W. Dennis Gilligan, green development is not just a buzzword.
The president of Craftsmen Developers in Glen Burnie said he strongly believes that housing developers can improve the environment by creating sustainable projects. It’s better for private industry, rather than the public sector, to take the lead on that, he said.
“If the industry doesn’t take control of its destiny, then the government will,” said Gilligan, 64. “Everyone is talking about being green, but there are only a relatively few number of people who can demonstrate that they are doing this kind of development.”
Craftsmen recently won its second four-star Green Land Development Certification under the National Association of Home Builders Research Center’s National Green Building Standard. The group recognized the company’s work in the first phase of Coldwater Reserve, a 50-home community in Severn, citing aspects such as access to mass transit and the Severn Run Natural Environmental Area, along with the retention of wetlands and forests to maximize green space.
“Our use of innovative technologies for stormwater management treatment was an important factor,” Gilligan said. “We are the only developers with this four-star certification on the East Coast.”

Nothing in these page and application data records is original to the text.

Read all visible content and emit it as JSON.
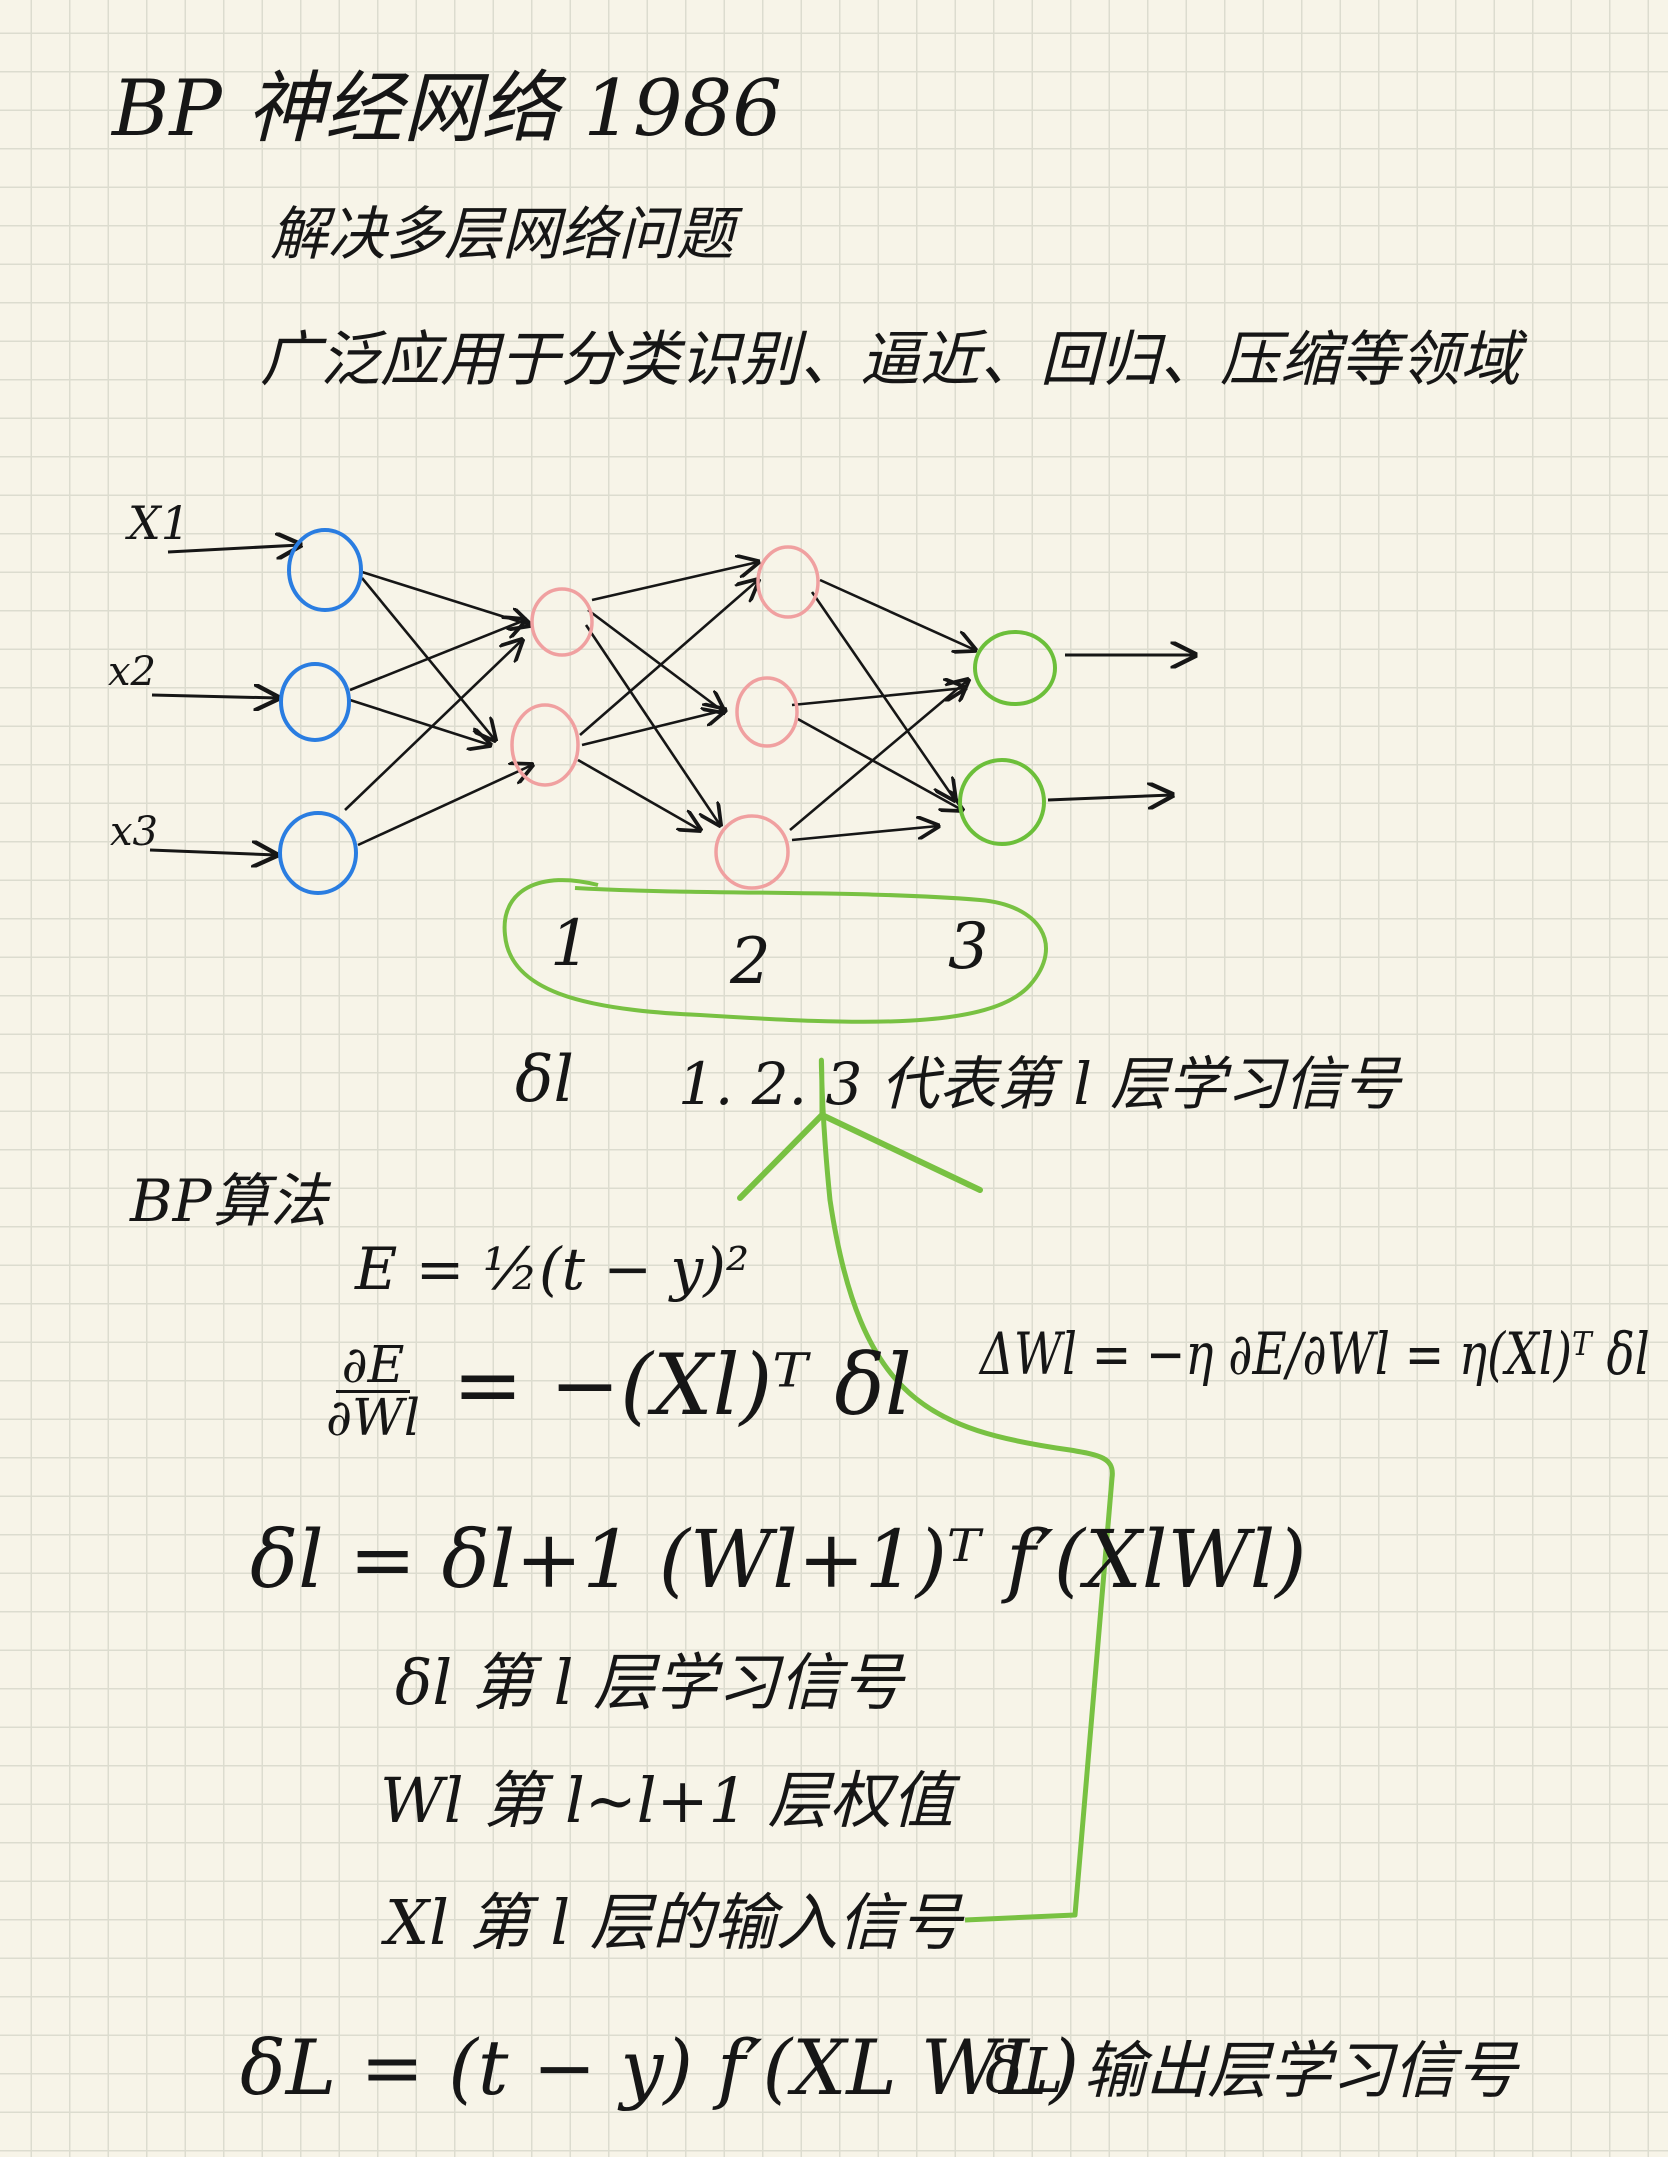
{
  "header": {
    "title": "BP 神经网络 1986",
    "subtitle": "解决多层网络问题",
    "applications": "广泛应用于分类识别、逼近、回归、压缩等领域"
  },
  "network": {
    "inputs": [
      "X1",
      "x2",
      "x3"
    ],
    "layer_numbers": [
      "1",
      "2",
      "3"
    ],
    "colors": {
      "input": "#2a7de1",
      "hidden": "#f0a0a0",
      "output": "#6cbf3a",
      "annotation": "#78c142",
      "ink": "#161616"
    }
  },
  "delta_note": {
    "symbol": "δl",
    "text": "1. 2. 3 代表第 l 层学习信号"
  },
  "algorithm": {
    "title": "BP算法",
    "error_formula": "E = ½(t − y)²",
    "gradient_lhs_num": "∂E",
    "gradient_lhs_den": "∂Wl",
    "gradient_rhs": "= −(Xl)ᵀ δl",
    "weight_update": "ΔWl = −η ∂E/∂Wl = η(Xl)ᵀ δl",
    "delta_recursion": "δl = δl+1 (Wl+1)ᵀ f′(XlWl)",
    "defs": [
      "δl 第 l 层学习信号",
      "Wl 第 l~l+1 层权值",
      "Xl 第 l 层的输入信号"
    ],
    "output_delta": "δL = (t − y) f′(XL WL)",
    "output_delta_desc": "δL 输出层学习信号"
  }
}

Craftsmen also won the four-star certification in 2010 for a townhouse community in Millsboro, Del. The four-star certification is the highest award with a minimum score of 175 needed, while the one-star award requires only 79 points, according to the research center. The first four-star development in Burns Harbor, Ind., was certified in 2009.
Family businessBorn in Yonkers, N.Y., Gilligan moved to Pasadena when he was 12. His father was in the homebuilding industry and had a good opportunity there.
Gilligan didn’t want to go into the business, and he majored in economics and urban studies at the University of Maryland, College Park.
“I went to college to escape the family business,” he said. “My first job out of college was with Washington Homes. That’s when I found out that the best education that I received was from my father.”
His three sons, Conor, Morgan and Evan, have worked for his companies at some point. Mixing family and work can be both rewarding and challenging, he said.
“If you have the right compatibility of interests, you can make it work,” Gilligan said. “But it obviously doesn’t work for everyone.”
After working for Washington Homes and Pulte Homes, he founded Gilligan Development in 1983, building it to a $50 million company by the time he sold it to Technical Olympic USA, a publicly traded homebuilding company in Florida. He worked as an executive for Technical Olympic for several years, then founded Craftsmen in 2007 with son Conor and business partner Bob Schultz.
Besides environmental sustainability, community involvement is a core belief of his business, Gilligan said. He is a board member of Hospice of the Chesapeake and has sponsored a fundraiser for that organization known as “Gilligan’s Island Exotic Car Show,” sanctioned by the Ferrari Club of the Mid-Atlantic Region at his property in Pasadena.
This year’s show, slated for June 21, features Lamborghinis, Maseratis, Ferraris and Moto Guzzi motorcycles and will benefit the local chapter of the Home Builders Association of Maryland. Other Craftsmen executives are involved with similar organizations.
“I’m in awe of his innate ability to seek and implement creative solutions based on his extensive business experience to benefit not only the organization, but also the patients and families we serve,” said Michael S. McHale, president and CEO of Hospice of the Chesapeake. “He is a role model for all board members to follow by serving where he can be the most impactful.”
In 2009, the Home Builders Association of Maryland Land Development Council honored Gilligan with its Lifetime Achievement Award.
The housing industry still is challenging, but Gilligan said the market has improved from a year ago.
“Sales prices are increasing,” he said. “We are moving to a sustainable recovery.”
The company’s projects span Maryland, from a 75-townhouse complex in Frederick to single-family developments in White Marsh and La Plata. This month, it announced it will start work in late 2013 on a 108-townhouse community in Dundalk.
Besides collecting classic cars, Gilligan participates in Ferrari Challenge club car racing events and rides motorcycles.
“It helps clear the cobwebs,” he said. “Golf is too frustrating for me.”